It's the end of an era that was itself the end of another era. Gawker is finally dead. Again. We hardly knew ye.
This newly-dead Gawker was a refreshed iteration of the internet-breaking gossip site that made celebrity gossip feel vital. Launched on July 2021, it was shuttered on February 1 when Bryan Goldberg, CEO of parent company BDG Media, sent an email to staff announcing that his company would be "suspending operations of Gawker," according to CNN.
“Gawker published a lot of brilliant pieces in these nearly two years," Goldberg said. "But in this new reality, we have to prioritize our better monetized sites. It’s a business decision, and one that, reluctantly, must be made.”
BDG has since removed Gawker's name from its list of brands.
Gawker editor-in-chief Leah Finnegan called the decision "a staggering shame" which sums up the situation pretty neatly.
Hopefully, Gawker's site will remain online as a memorial to the brilliantly funny articles its writers cranked out every day.
On February 1, the rotating image on Gawker's "Every Blog" header displayed a picture of Hulk Hogan, whose 2016 lawsuit against the original Gawker caused the site's demise.
There's not much to say about the New Gawker that its fans haven't already said. It wasn't quite as acidic as its earlier iteration but it was far more approachable and no less funny.
Like, it's a total cliché to call a bit of writing "laugh out loud funny" but Gawker really is. Or was.
Gawker was essential reading for the Highsnobiety team. It might sound weird that a site dedicated to the stuff that Gawker frequently skewers would find something to admire but, man, it's hard to find quality, funny writing about current events in blog form and it's even harder to write it (need proof? Just check the New Yorker).
We frequently shared articles, marveling at perfect headlines and clever angles that somehow transformed straightforward stories into ingenious punchlines ("Oi me brekkie!").
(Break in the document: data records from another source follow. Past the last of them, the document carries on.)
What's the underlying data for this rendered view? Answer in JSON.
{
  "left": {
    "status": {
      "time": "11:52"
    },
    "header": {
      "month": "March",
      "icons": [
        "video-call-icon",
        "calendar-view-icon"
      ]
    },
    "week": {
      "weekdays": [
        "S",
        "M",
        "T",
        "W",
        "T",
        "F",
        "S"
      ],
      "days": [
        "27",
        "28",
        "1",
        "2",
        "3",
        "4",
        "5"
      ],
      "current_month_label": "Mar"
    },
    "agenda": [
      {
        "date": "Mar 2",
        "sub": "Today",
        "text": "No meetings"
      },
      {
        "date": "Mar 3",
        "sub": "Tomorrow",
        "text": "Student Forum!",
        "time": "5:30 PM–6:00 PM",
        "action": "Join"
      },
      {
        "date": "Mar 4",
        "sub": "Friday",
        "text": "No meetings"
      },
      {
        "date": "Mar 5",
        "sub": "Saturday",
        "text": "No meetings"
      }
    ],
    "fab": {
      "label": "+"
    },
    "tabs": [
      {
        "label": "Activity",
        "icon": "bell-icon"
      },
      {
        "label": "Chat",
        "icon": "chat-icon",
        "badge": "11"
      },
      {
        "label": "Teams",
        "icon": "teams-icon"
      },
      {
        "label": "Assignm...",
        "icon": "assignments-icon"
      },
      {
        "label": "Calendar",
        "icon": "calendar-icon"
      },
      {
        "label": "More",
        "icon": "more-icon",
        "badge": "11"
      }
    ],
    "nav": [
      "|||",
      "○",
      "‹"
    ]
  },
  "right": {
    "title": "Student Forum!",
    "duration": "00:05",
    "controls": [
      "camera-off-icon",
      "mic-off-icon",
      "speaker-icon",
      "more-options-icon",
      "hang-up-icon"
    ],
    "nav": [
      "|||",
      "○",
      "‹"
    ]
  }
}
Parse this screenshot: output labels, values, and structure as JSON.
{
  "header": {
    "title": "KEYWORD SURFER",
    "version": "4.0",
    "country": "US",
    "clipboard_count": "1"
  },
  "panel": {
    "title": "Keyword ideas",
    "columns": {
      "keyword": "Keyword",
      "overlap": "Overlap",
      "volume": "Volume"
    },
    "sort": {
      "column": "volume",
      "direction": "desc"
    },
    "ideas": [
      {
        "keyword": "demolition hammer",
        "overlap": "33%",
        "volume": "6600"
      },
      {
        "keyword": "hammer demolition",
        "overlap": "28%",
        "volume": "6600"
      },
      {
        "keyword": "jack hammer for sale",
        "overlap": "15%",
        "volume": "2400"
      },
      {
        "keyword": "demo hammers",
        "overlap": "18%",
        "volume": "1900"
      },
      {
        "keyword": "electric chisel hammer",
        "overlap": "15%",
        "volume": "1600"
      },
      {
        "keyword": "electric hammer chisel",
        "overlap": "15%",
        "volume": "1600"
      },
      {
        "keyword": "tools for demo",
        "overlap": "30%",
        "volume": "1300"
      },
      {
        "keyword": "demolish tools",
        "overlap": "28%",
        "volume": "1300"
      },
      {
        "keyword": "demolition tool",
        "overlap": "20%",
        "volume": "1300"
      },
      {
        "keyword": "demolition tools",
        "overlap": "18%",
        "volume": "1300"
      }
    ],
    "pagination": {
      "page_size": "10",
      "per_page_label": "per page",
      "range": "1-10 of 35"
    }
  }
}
Aspirational stuff. Media is a tough space; thanks for the good times.